WORK REQUEST —
Comb through the entries for "data" and pull out each line that holds it.

PROVIDED RECORDS —

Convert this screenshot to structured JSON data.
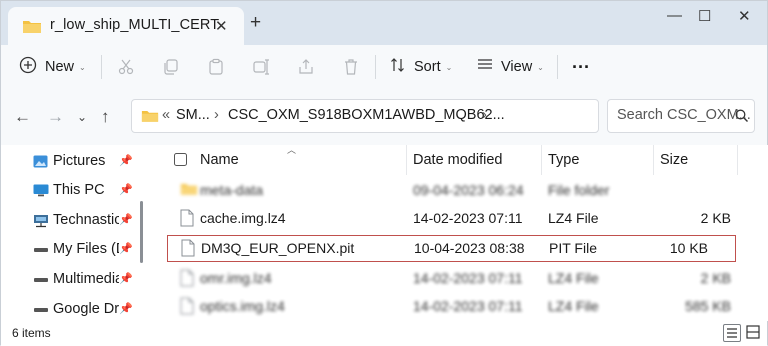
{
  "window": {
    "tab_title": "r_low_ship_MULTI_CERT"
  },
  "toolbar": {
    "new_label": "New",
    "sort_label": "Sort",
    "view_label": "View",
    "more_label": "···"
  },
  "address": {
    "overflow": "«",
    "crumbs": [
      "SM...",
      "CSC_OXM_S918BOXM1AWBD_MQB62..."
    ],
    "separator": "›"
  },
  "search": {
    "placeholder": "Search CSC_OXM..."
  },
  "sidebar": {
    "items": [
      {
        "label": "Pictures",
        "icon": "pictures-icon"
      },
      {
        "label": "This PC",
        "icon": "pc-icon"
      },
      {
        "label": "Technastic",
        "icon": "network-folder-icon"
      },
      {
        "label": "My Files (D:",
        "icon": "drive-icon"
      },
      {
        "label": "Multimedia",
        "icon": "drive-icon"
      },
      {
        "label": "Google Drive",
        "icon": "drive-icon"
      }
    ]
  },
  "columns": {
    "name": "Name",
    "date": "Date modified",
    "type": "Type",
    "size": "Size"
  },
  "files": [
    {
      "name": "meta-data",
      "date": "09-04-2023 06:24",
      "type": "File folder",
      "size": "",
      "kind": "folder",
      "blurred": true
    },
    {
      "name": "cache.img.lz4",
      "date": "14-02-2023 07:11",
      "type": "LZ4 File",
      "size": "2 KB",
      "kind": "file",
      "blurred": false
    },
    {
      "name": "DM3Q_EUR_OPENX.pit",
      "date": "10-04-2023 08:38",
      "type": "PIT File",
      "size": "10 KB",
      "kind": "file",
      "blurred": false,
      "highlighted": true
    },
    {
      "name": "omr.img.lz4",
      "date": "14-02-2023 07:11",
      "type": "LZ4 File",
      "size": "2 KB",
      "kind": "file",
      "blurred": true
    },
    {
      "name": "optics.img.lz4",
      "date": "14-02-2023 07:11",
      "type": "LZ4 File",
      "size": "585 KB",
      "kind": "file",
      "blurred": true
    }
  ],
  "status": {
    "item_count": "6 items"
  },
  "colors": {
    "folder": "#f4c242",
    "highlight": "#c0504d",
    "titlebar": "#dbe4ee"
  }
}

ANSWER BELOW —
Convert this screenshot to structured JSON data.
      "name": "meta-data",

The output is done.